Meningitis Research Foundation, the Meningitis Trust and Meningitis UK say that meningitis and septicaemia kill more under-fives than any other infectious disease in this country.
Around 300 people in the UK die from the disease each year and six families a week face the devastation of losing a loved-one.
The charities are all members of the Confederation of Meningitis Organisations (CoMO), which has organised World Meningitis Day on Tuesday, April 24, to increase public awareness of the symptoms, highlight the need for urgent treatment and call for all children to be fully vaccinated.
“World Meningitis Day is a perfect opportunity to come together and raise awareness of the signs and symptoms associated with these diseases so that the people in the UK can protect themselves and their loved ones,” said Chris Head, chief executive of the Meningitis Research Foundation.
Currently, the UK vaccinates children against many forms of meningitis and septicaemia, which have saved thousands of lives.
But there is still no vaccine against the most common strain, meningococcal Group B, resulting in the UK still seeing around 3,400 cases of life-threatening bacterial meningitis and septicaemia every year.
Kate Rowland, chief executive of Meningitis UK, said: “Great advances have been made in the past few decades and World Meningitis Day is an opportunity to remind people of the importance of vaccine uptake and symptom recognition.
“Together we can help raise awareness, share knowledge and fund research in the hope that one day families will be spared the heartache of losing a loved one to these devastating diseases.”
Hundreds of people in this country die from bacterial meningitis each year and those who survive are often left with after-effects including deafness, blindness, cerebral palsy, limb loss (where septicaemia is involved), learning difficulties, memory issues and behavioural problems.
Sue Davie, chief executive of the Meningitis Trust, added: “For every individual across the UK who has had meningitis, there are many more who are living with the impact of the disease right now, and for many, their lives have changed forever.

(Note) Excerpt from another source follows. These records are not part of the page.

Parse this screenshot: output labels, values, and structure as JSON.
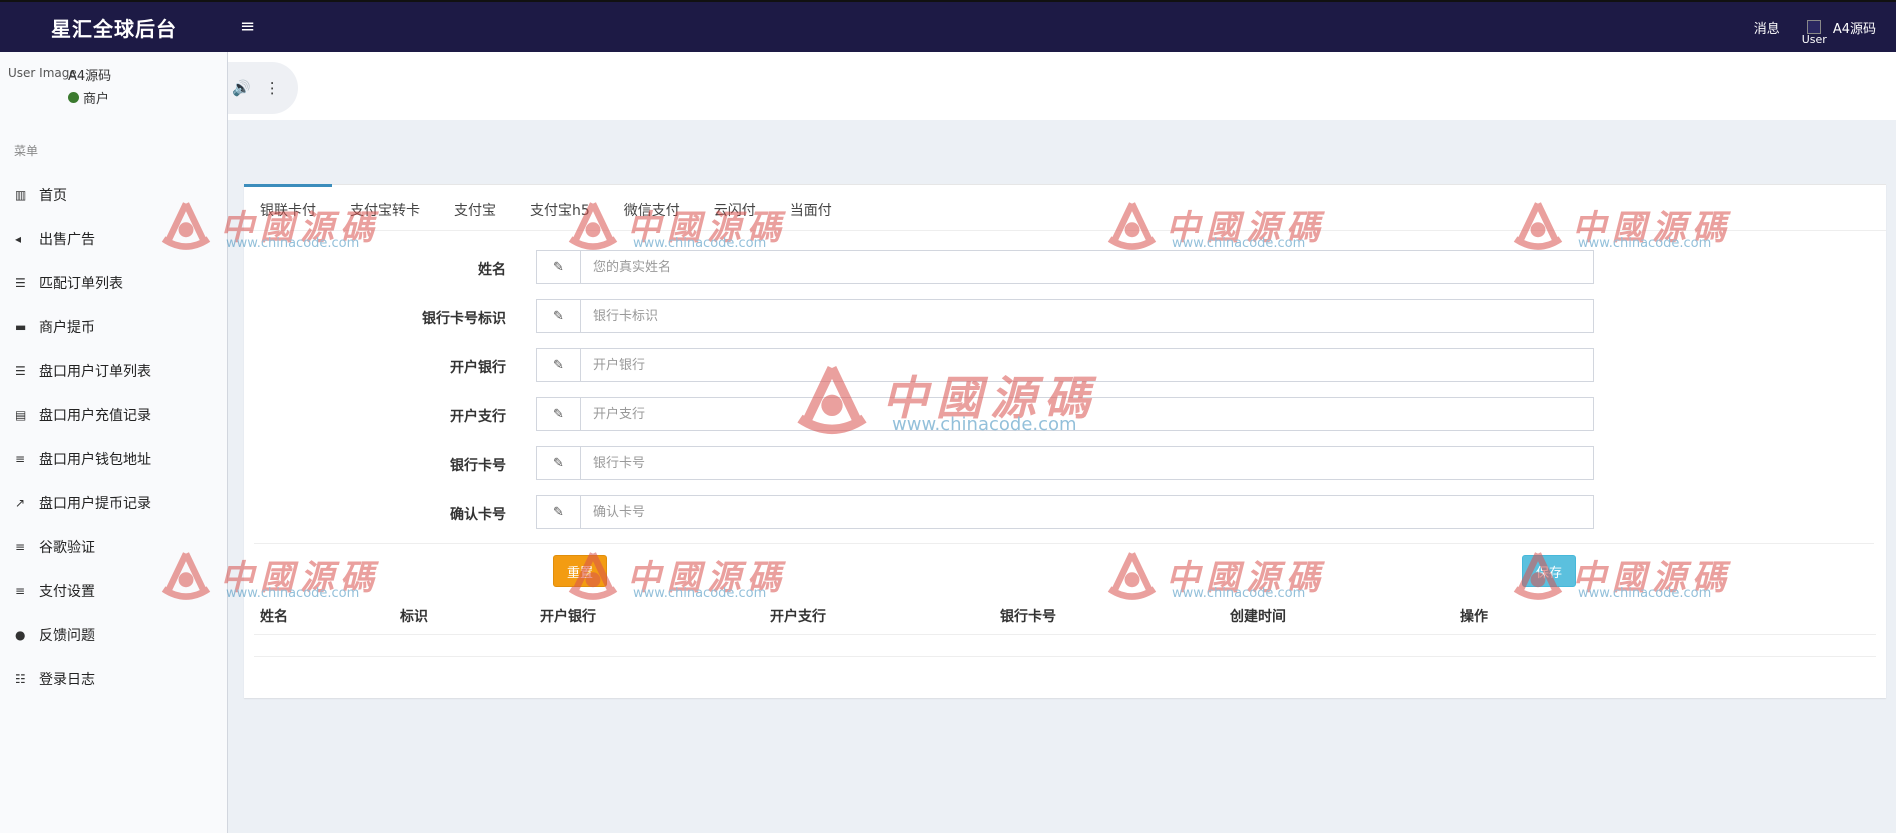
{
  "app": {
    "brand": "星汇全球后台",
    "menu_toggle": "≡"
  },
  "topbar": {
    "messages": "消息",
    "user_img_alt": "User",
    "username": "A4源码"
  },
  "sidebar": {
    "user_img_alt": "User Image",
    "username": "A4源码",
    "status": "商户",
    "menu_header": "菜单",
    "items": [
      {
        "label": "首页",
        "icon": "bar-chart-icon",
        "glyph": "▥"
      },
      {
        "label": "出售广告",
        "icon": "bullhorn-icon",
        "glyph": "◂"
      },
      {
        "label": "匹配订单列表",
        "icon": "list-icon",
        "glyph": "☰"
      },
      {
        "label": "商户提币",
        "icon": "credit-card-icon",
        "glyph": "▬"
      },
      {
        "label": "盘口用户订单列表",
        "icon": "list-icon",
        "glyph": "☰"
      },
      {
        "label": "盘口用户充值记录",
        "icon": "clipboard-icon",
        "glyph": "▤"
      },
      {
        "label": "盘口用户钱包地址",
        "icon": "bars-icon",
        "glyph": "≡"
      },
      {
        "label": "盘口用户提币记录",
        "icon": "external-link-icon",
        "glyph": "↗"
      },
      {
        "label": "谷歌验证",
        "icon": "bars-icon",
        "glyph": "≡"
      },
      {
        "label": "支付设置",
        "icon": "bars-icon",
        "glyph": "≡"
      },
      {
        "label": "反馈问题",
        "icon": "comment-icon",
        "glyph": "●"
      },
      {
        "label": "登录日志",
        "icon": "list-ol-icon",
        "glyph": "☷"
      }
    ]
  },
  "content_top": {
    "audio_icon": "🔊",
    "more_icon": "⋮"
  },
  "tabs": [
    "银联卡付",
    "支付宝转卡",
    "支付宝",
    "支付宝h5",
    "微信支付",
    "云闪付",
    "当面付"
  ],
  "form": {
    "fields": [
      {
        "label": "姓名",
        "placeholder": "您的真实姓名"
      },
      {
        "label": "银行卡号标识",
        "placeholder": "银行卡标识"
      },
      {
        "label": "开户银行",
        "placeholder": "开户银行"
      },
      {
        "label": "开户支行",
        "placeholder": "开户支行"
      },
      {
        "label": "银行卡号",
        "placeholder": "银行卡号"
      },
      {
        "label": "确认卡号",
        "placeholder": "确认卡号"
      }
    ],
    "reset_label": "重置",
    "save_label": "保存"
  },
  "table": {
    "headers": [
      "姓名",
      "标识",
      "开户银行",
      "开户支行",
      "银行卡号",
      "创建时间",
      "操作"
    ]
  },
  "watermark": {
    "text": "中國源碼",
    "url": "www.chinacode.com"
  },
  "colors": {
    "topbar": "#1d1a45",
    "accent": "#3c8dbc",
    "reset": "#f39c12",
    "save": "#5bc0de",
    "status": "#3c7a2f"
  }
}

“We hope World Meningitis Day will show them that they are not alone and that meningitis organisations across the world are working together to help save lives and rebuild futures.”